Statue of Lord Murugan at entrance to Batu Caves

Statue of Lord Murugan at entrance to Batu Caves

The main temple is dedicated to Lord Murugan (brother of Ganesha and son of Parvati and Siva).  On Friday the annual thaipusam holy day will be celebrated.  This is day that commemorates the occasion when Parvati gave Murugan a vel (spear) with which to ward off evil spirits and the demon Soorapadam.  Hundreds of thousands of people will gather throughout the week to make offerings to the great Murugan, whose gold plated image stands at least 25-30 meters high, by the side of the mountain.  Worshippers carry offerings—tankards of milk and flowers, bananas—on top of their heads and climb 272 steps into the cave temple.  Other pilgrims, dance into a trance and then pierce their skin with hooks or small vels (spears). They hang little pots of milk and other holy things on the hooks and walk up the steps, giving thanks for prayers answered, or seeking the Lord’s favour.


A fascinating place, to which I will return again and again, I am sure.


The festival is especially significant to Tamilians and one has the feeling of being back in south India, not in Malaysia.  Shops all around the temple sell sweet milk coffee and all varieties of south Indian foods.  When I returned home, tired but exhilarated, I needed to hear some southern Indian music. And it is that I share with you today.


R.K. Suryanarayan was one of the premier exponents of the veena, an ancient Indian classical instrument recognised by the two large gourds which form its head and feet.  Suryanarayan hailed from the village of Rudrapatna, in Hassan District of Karnataka.  The village has a long and proud history of learning and culture, with fully 60% of practising Carnatic musicians claiming a connection to the village!


Suryanarayan had a very distinctive way of playing the veena which relied on a lot of strumming, almost as if he were playing the guitar.  The sound is vigorous and lively. Close your eyes and focus on Lord Murugan as you listen to this lovely music.

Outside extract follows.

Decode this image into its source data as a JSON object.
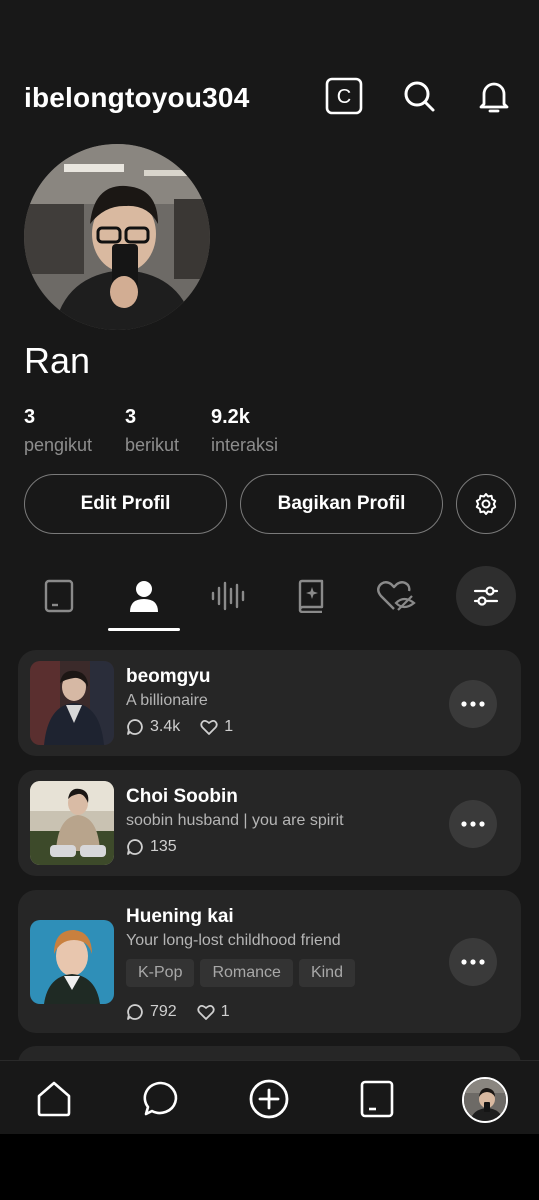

Gayathri Veena

Track Listing:

01 Hamsanaada

02 Krishnaveni

03 Shankara Bharana

04 Mohana

05 Gambheer Nata Madhyamavathi